The illusion that you have “handled” your frustration prohibits you from being emotionally free. Free from reacting, from angst or being true to your ideals, values or beliefs. Sometimes standing up for what you believe in leaves you isolated from others. This can be tough to do, but ultimately it strengthens you and builds your character. When you peel back all of the layers of thoughts, ideas and opinions the only one standing in the middle at the end of all reasoning is YOU. So, make sure that you show up for you, and that you are altruistic. Learn to count on yourself. You are the only common denominator in your life and all of its episodes.
It has been my experience that people are not mind readers. I know I am not a mind reader. Others don’t know how you feel, and certainly cannot do something differently unless they are enlightened. When informed, people are often more accommodating than we think they will be.
One such occurrence involved a client keeping her thoughts to herself when a friend did not do something they said they would do. This pattern continued, and the tension in her body had built up so much that she could not move her neck. Did her friend have any idea of the effect she had? No, of course not. The client was certainly “paying the price” for not being true to herself. She was absorbing the disappointment and frustration she felt over the situation, but not even realizing that it came from herself, not what her friend did or didn’t do. She didn’t speak up for how she felt.

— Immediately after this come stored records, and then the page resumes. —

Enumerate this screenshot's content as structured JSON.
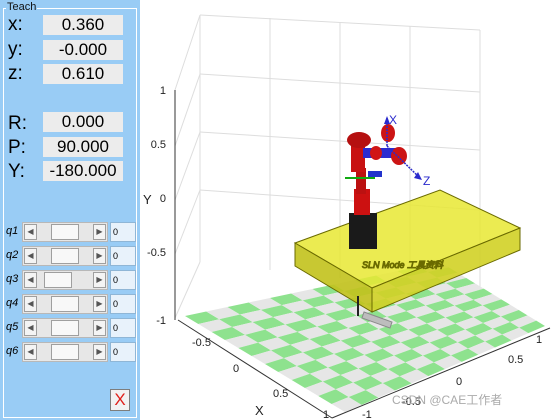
{
  "teach": {
    "title": "Teach",
    "position": [
      {
        "label": "x:",
        "value": "0.360"
      },
      {
        "label": "y:",
        "value": "-0.000"
      },
      {
        "label": "z:",
        "value": "0.610"
      }
    ],
    "orientation": [
      {
        "label": "R:",
        "value": "0.000"
      },
      {
        "label": "P:",
        "value": "90.000"
      },
      {
        "label": "Y:",
        "value": "-180.000"
      }
    ],
    "joints": [
      {
        "label": "q1",
        "value": "0",
        "level": 0.5
      },
      {
        "label": "q2",
        "value": "0",
        "level": 0.5
      },
      {
        "label": "q3",
        "value": "0",
        "level": 0.25
      },
      {
        "label": "q4",
        "value": "0",
        "level": 0.5
      },
      {
        "label": "q5",
        "value": "0",
        "level": 0.5
      },
      {
        "label": "q6",
        "value": "0",
        "level": 0.5
      }
    ],
    "close_label": "X"
  },
  "axes": {
    "z_ticks": [
      "1",
      "0.5",
      "0",
      "-0.5",
      "-1"
    ],
    "x_ticks": [
      "-0.5",
      "0",
      "0.5",
      "1"
    ],
    "y_ticks": [
      "-1",
      "-0.5",
      "0",
      "0.5",
      "1"
    ],
    "x_label": "X",
    "z_label": "Y"
  },
  "scene": {
    "frame_labels": {
      "x": "X",
      "z": "Z"
    },
    "table_text": "SLN Mode 工具资料",
    "colors": {
      "checker_green": "#8ee28e",
      "checker_light": "#e6e6e6",
      "table_yellow": "#e3e32e",
      "robot_red": "#c81414",
      "robot_blue": "#1a2fcc"
    }
  },
  "watermark": "CSDN @CAE工作者"
}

Another situation was a young man who was struggling with choices his friends were making. They didn’t line up with his values. He confronted his friends and asked them to stop doing what they were doing on his parents’ property. They wouldn’t. He was in a tough position. Does he alienate himself from his friends by standing up for what he believes in, or does he allow his friends to do what they want which could result in disrespecting his parents and himself? The mental battle was daunting, but he stood up for himself and what he believed was right. While he watched his friends alienate him, which was very painful, he didn’t realize at the time that he was also building his integrity and character. He could count on his own self respect. When you stand up for yourself and what you believe in and speak up for truth it cannot ﬁnd a place to store in your body or actions. It provides more freedom in living unencumbered.
I know you might be thinking of all kinds of reasons why you can’t do this in “certain situations.” I do, however, encourage you to give more thought to what happens afterwards. If you cannot audibly stand your ground, then at the very least mentally acknowledge what’s true for you until you can practice verbalizing. This will bring you closer to living a more authentic and less stressful life.

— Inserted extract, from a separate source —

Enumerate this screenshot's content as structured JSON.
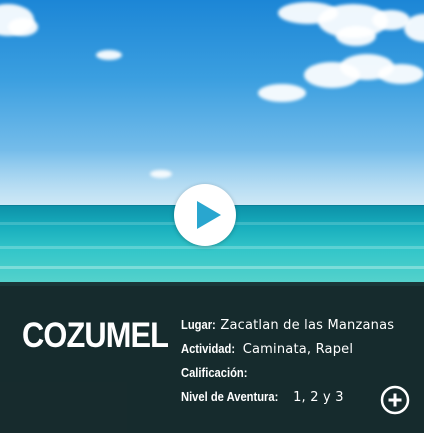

“You must never be fearful about what you are doing when it is right.” – Rosa Parks